This torque calculator helps you find the torque arising in a rotating object. What exactly is this torque? Imagine an object that can rotate around some point called the pivot point. If you exert a force at some distance from the pivot point, then even though the force will act along a straight line, the object will begin to rotate. Continue reading if you want to learn how to calculate torque and have the torque formula explained in detail.

## Torque equation

The torque (tendency of an object to rotate) depends on three different factors:

`τ = rFsin(θ)`

where:

`r`

is the lever arm - the distance between the pivot point and the point of force application;`F`

is the force acting on the object;`θ`

is the angle between the force vector and lever arm. Typically, it is equal to 90°; and`τ`

is the torque. The units of torque are newton-meters (symbol: N·m).

Imagine that you try to open a door. The pivot point is simply where the hinges are located. The closer you are to the hinges, the larger the force you must use. If you use the handle, though, the lever arm will increase, and the door will open with less force exerted.
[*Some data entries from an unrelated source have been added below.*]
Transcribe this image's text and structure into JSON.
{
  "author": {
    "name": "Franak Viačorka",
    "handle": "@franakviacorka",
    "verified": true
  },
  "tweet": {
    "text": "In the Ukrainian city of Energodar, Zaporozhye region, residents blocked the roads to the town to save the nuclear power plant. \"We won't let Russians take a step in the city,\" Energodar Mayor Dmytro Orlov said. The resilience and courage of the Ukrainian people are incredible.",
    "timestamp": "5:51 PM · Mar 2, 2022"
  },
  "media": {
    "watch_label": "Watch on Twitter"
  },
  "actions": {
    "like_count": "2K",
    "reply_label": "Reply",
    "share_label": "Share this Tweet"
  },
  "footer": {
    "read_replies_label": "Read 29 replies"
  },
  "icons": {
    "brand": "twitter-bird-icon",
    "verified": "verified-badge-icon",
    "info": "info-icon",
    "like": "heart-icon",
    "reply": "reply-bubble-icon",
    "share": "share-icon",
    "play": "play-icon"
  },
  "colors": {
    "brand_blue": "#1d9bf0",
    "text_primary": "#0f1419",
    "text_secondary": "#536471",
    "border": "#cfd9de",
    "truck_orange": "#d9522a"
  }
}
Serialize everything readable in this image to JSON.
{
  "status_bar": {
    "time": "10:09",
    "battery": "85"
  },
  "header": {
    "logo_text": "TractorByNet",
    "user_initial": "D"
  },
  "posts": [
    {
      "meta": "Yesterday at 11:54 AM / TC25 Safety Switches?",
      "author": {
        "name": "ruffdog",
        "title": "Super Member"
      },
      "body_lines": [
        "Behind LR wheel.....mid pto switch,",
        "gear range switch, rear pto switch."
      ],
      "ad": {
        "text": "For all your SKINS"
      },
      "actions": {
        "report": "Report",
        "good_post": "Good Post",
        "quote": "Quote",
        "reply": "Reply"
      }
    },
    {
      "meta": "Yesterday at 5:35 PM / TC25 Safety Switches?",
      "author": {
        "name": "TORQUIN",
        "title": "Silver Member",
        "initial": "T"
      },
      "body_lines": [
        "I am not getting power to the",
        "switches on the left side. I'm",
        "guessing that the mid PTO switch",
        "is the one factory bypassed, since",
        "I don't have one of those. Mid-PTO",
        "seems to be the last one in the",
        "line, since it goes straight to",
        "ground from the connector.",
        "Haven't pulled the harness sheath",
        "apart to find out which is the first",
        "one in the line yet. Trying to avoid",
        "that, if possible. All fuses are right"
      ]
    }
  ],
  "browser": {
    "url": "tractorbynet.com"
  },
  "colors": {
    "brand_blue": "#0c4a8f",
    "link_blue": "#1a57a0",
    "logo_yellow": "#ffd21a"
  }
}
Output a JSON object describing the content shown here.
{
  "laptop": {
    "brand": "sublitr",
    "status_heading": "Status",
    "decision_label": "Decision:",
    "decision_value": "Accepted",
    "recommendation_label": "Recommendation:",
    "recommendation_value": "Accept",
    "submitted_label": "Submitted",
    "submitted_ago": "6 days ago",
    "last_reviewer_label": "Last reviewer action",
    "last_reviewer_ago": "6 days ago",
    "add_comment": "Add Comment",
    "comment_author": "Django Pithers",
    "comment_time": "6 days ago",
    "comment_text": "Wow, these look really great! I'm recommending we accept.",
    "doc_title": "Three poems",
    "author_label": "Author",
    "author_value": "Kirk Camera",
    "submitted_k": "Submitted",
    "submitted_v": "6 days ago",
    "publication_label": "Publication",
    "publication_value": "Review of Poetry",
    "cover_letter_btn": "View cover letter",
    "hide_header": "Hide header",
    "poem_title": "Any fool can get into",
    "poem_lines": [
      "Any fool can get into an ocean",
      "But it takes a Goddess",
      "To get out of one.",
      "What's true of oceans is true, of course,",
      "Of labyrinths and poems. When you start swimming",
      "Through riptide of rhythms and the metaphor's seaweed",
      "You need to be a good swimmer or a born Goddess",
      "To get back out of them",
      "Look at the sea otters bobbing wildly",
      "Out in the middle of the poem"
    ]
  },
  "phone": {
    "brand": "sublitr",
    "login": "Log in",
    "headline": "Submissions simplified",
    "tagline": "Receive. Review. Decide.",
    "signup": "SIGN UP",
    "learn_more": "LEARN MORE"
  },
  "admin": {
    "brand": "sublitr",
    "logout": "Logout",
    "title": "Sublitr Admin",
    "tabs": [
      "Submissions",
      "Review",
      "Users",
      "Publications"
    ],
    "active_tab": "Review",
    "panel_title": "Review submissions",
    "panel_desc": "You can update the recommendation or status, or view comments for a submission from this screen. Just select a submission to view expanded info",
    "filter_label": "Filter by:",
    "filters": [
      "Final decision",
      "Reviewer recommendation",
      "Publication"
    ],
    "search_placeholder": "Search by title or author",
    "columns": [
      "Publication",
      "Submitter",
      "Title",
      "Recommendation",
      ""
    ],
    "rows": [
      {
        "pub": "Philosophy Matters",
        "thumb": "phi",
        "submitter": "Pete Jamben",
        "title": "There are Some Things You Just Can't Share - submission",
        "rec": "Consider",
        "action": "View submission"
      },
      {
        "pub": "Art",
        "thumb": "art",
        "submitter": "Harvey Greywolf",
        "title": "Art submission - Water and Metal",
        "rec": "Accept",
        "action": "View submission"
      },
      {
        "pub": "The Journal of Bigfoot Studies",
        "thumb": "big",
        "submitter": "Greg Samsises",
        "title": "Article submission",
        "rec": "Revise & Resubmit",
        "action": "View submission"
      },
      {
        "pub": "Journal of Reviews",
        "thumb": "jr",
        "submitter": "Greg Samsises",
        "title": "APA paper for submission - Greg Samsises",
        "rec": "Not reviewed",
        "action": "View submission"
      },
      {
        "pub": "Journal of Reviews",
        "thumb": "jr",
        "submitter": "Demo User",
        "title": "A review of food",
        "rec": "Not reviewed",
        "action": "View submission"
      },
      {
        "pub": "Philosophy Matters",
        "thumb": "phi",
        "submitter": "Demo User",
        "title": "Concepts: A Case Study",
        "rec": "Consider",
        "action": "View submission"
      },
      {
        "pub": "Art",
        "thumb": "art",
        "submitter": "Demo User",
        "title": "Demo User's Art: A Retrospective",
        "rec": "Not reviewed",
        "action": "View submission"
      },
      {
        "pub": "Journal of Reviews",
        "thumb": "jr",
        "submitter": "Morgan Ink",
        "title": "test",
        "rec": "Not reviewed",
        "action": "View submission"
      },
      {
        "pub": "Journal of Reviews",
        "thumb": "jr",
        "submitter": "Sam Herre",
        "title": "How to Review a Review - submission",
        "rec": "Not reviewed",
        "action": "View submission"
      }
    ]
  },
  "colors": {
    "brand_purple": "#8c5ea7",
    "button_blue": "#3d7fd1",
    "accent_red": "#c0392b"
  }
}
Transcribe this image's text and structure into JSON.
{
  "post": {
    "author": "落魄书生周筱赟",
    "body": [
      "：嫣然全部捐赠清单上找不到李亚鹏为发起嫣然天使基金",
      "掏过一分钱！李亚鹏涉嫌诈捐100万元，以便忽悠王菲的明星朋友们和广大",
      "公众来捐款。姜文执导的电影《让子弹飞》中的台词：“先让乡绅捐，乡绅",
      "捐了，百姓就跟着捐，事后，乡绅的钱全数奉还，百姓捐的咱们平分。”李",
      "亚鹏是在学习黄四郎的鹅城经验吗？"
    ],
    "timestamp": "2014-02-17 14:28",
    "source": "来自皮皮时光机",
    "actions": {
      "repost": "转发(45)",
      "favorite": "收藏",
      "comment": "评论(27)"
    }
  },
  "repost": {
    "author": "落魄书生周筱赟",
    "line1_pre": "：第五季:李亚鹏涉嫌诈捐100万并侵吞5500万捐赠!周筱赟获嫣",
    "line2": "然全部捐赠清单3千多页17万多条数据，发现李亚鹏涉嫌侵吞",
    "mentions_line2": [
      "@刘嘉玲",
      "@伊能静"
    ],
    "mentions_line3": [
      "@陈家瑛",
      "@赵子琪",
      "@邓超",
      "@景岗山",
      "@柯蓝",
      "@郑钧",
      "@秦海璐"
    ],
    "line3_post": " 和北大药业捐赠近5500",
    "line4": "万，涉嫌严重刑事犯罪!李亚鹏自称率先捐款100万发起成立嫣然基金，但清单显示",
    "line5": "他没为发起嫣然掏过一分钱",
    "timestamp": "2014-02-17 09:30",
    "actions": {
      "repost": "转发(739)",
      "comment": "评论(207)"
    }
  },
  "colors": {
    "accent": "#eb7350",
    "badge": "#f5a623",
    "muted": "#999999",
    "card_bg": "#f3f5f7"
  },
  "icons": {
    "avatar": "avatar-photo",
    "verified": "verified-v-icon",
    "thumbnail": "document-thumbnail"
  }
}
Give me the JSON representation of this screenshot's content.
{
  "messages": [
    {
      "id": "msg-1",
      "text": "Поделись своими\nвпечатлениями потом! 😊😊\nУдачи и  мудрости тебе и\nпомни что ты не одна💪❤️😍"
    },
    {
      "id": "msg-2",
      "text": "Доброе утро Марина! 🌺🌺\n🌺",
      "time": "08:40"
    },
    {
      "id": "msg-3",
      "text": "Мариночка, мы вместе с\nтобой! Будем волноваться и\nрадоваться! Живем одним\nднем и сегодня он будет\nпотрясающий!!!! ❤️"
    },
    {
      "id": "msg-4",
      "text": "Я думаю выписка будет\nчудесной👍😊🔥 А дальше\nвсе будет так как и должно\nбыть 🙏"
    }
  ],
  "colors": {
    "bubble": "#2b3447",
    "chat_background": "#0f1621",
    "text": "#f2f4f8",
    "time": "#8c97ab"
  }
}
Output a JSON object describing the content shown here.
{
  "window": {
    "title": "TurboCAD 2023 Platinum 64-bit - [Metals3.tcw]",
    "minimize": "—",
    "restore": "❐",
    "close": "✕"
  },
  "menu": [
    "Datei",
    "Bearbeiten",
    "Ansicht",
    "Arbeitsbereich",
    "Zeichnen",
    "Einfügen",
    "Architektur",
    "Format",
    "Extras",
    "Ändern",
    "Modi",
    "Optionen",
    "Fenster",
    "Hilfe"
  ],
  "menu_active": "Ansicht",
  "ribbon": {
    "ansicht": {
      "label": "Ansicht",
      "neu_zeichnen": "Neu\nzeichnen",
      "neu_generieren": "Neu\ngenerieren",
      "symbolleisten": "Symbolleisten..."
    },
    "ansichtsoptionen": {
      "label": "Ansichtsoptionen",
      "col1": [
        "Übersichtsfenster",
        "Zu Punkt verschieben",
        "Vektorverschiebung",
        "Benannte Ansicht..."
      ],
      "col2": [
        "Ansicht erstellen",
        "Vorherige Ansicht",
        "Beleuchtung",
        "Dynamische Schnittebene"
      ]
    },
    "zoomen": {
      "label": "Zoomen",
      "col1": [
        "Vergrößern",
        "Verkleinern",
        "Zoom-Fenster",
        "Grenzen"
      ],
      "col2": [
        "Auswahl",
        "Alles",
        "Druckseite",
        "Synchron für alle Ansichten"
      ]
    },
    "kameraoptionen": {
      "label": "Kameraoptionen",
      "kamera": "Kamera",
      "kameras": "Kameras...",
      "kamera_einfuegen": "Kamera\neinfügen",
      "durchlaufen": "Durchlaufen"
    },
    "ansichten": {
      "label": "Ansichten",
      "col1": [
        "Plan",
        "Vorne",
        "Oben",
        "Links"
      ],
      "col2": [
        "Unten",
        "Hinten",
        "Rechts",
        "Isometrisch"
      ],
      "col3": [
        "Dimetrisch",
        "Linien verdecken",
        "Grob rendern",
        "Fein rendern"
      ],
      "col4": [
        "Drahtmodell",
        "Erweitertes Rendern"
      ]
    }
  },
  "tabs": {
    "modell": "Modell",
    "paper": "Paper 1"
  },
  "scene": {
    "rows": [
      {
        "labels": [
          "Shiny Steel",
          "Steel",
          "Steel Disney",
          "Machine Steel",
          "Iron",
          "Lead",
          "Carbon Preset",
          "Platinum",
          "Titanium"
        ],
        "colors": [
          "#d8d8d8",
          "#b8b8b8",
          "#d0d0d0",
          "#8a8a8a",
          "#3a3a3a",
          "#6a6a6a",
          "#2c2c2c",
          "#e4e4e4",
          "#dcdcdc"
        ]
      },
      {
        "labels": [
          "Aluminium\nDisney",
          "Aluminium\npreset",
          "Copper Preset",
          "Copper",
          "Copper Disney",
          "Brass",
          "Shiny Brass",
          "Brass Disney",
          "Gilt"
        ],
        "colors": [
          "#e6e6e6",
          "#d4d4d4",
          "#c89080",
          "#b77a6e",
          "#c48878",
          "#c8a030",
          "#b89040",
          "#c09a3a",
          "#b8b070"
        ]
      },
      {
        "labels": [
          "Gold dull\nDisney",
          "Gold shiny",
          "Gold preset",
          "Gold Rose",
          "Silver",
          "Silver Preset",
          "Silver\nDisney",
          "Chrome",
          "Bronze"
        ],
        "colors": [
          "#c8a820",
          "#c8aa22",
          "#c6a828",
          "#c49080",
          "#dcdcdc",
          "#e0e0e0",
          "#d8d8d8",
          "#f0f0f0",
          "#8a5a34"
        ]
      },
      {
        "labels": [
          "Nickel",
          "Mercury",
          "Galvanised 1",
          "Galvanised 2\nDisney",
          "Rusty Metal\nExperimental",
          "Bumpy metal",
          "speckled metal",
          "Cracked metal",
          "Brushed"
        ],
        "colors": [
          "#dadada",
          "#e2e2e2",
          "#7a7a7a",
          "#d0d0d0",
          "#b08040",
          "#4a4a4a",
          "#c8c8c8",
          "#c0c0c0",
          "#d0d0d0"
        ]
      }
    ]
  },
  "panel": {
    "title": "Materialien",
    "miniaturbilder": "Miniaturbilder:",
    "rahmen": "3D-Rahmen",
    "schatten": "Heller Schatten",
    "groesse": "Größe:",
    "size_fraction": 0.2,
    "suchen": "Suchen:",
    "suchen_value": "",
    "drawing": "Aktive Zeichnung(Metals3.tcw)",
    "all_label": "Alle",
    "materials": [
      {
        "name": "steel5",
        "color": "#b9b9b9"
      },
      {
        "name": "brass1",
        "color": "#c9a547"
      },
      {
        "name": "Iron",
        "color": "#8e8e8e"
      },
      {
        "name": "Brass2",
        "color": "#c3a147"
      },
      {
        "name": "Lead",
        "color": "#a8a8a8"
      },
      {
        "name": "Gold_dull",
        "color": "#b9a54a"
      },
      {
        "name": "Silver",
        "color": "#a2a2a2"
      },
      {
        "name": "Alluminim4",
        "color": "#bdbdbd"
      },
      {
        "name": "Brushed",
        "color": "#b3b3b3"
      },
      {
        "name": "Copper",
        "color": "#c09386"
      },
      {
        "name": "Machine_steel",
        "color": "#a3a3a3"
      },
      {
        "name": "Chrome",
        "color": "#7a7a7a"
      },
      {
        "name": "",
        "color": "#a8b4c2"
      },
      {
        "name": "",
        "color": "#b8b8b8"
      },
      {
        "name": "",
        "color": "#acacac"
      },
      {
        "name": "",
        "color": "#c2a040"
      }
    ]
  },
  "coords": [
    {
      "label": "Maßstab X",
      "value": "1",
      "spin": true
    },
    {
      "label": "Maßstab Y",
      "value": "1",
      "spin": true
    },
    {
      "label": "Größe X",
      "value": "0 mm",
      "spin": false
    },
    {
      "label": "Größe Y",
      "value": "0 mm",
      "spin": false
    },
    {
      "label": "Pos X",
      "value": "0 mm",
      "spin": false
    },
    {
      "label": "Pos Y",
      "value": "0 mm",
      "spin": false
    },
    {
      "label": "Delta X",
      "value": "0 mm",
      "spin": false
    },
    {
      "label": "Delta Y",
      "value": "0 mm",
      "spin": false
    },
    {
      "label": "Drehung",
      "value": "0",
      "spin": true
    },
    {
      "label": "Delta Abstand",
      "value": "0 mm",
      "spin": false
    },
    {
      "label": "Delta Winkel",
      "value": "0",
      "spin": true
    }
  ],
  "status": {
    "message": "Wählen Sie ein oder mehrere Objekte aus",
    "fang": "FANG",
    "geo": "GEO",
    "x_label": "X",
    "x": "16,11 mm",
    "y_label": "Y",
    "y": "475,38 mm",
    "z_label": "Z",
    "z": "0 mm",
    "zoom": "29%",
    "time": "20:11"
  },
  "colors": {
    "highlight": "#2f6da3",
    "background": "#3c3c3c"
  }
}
Do not confuse this concept with the centrifugal force - the centrifugal force is directed towards the pivot point, parallel to the lever arm. Such a force doesn't cause torque (you can check it, substituting an angle of 0° into the torque formula).

## How to calculate torque

- Start with determining the force acting on the object. Let's assume that
`F = 120 N`

. - Decide on the lever arm length. In our example,
`r = 0.5 m`

. - Choose the angle between the force vector and lever arm. If it is not equal to the default 90°, open the calculator's advanced mode to change it. We will assume
`θ = 90°`

.*Use advance mode to change the value of θ.* - Enter these values into our torque calculator. It uses the torque equation:
`τ = rFsin(θ) = 0.5 * 120 * sin(90°) = 60 N·m`

. - The torque calculator can also work in reverse, finding the force or lever arm if torque is given.

If you want to learn more about the concept of force and Newton's second law, try the acceleration calculator.

*τ = rFsin(θ)*